Leading industry experts, Arup, have published a report - Supporting UK growth and global market access: the case for high quality rail services to Gatwick Airport.
The report outlines a vision for ensuring that the UK’s busiest rail network and its second largest airport are properly integrated, supporting the UK’s future international connectivity and the needs of the commuter.
If Britain is to compete on a global stage it must have strong air links to the emerging markets.
The UK trades about twenty times as much with countries with daily (or better) direct flight connections as it does with countries with poor connectivity.
Gatwick currently operates at around 78 per cent capacity so is able to accommodate more flights and support the economic wellbeing of the UK.
Gatwick has already opened new routes to key trading partners, including direct routes to China, Hong Kong, South Korea & Vietnam.
Rail links however are critical to attracting new airlines: research shows that airlines rate surface access to an airport as one of the top three critical reasons for locating there.
Commenting on the report, Guy Stephenson, Gatwick Airport’s chief commercial officer, said: “Passengers’ journeys from plane to train to the heart of London from Gatwick are the fastest and most convenient of all London airports and airlines are choosing to operate from Gatwick because of our connectivity to London.
“However, the report shows that a passenger’s impressions of Gatwick’s rail links lag behind other London airports and the capabilities of the trains on the Gatwick Express rank below equivalents at Heathrow, Hong Kong, Kuala Lumpur and Stockholm airports.
“We have the capacity to handle more flights and strengthen our country’s trade links with emerging markets. But if Gatwick is to continue attracting the new routes the economy needs, its rail links must improve in quality and extent.”
Enhancing the rail links is critical: the number of people travelling between Gatwick and London by rail could increase by 30 per cent in eight years and the number of non-air passengers travelling on the same services could grow by 29 per cent.
With limited capacity on rail networks in the South East, a clear balance must be struck between Government, the train operators and Network Rail around catering for the needs of both airport passengers and commuters.
A win-win solution is possible, and without this it will be difficult for Gatwick to grow to support the UK economy’s demand for international connectivity.
The report, prepared by Arup, proposes that any new proposed rail franchise should seek to cater for the needs of air passengers and commuters in the South East, and should require rail links to and from Gatwick to be improved.

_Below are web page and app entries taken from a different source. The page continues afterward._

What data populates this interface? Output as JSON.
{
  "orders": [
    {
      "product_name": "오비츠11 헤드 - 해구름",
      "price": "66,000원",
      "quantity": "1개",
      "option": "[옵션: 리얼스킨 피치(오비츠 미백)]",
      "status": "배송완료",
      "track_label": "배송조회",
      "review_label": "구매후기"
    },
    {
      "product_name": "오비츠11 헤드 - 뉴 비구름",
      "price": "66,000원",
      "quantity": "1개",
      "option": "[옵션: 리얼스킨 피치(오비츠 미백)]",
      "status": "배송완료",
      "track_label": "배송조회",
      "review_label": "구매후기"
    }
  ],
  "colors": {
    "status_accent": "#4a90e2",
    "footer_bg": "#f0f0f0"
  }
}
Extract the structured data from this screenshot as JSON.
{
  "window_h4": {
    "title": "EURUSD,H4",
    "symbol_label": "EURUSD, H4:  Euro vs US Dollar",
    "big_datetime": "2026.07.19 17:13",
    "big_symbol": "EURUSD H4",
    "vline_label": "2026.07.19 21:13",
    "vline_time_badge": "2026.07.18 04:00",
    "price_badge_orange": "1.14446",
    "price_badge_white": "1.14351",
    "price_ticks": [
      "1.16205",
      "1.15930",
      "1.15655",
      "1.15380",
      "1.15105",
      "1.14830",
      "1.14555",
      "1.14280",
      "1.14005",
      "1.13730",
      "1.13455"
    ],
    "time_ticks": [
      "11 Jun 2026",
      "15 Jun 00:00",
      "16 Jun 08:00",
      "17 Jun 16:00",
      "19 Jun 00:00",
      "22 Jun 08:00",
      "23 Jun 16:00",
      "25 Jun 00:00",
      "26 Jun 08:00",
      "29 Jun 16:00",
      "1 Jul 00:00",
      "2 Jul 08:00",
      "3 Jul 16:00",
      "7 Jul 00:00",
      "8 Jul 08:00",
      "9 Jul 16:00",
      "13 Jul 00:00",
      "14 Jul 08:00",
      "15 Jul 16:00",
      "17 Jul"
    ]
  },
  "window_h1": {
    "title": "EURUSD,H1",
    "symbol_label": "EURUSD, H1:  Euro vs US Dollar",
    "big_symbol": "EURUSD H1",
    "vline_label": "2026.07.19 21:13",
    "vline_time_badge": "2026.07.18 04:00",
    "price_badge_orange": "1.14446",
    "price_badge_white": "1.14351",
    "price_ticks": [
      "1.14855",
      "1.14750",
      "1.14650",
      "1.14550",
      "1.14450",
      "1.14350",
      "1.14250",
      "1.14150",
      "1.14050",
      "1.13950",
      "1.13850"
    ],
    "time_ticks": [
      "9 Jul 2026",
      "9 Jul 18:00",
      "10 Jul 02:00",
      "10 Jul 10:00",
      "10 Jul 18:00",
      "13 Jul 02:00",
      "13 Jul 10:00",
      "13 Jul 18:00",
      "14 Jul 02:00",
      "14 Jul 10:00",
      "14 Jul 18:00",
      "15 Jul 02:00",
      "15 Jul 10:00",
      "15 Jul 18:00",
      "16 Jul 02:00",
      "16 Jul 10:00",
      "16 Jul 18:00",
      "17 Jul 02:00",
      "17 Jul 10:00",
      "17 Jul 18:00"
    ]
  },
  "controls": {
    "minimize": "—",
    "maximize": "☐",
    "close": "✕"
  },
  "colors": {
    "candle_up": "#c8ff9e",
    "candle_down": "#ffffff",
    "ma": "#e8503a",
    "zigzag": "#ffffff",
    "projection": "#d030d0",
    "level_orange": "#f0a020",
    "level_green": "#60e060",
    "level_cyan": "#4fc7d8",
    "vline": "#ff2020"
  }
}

In particular, any new operator must provide a direct, express rail link to London with new carriages and re-introduce an on-board ticketing service.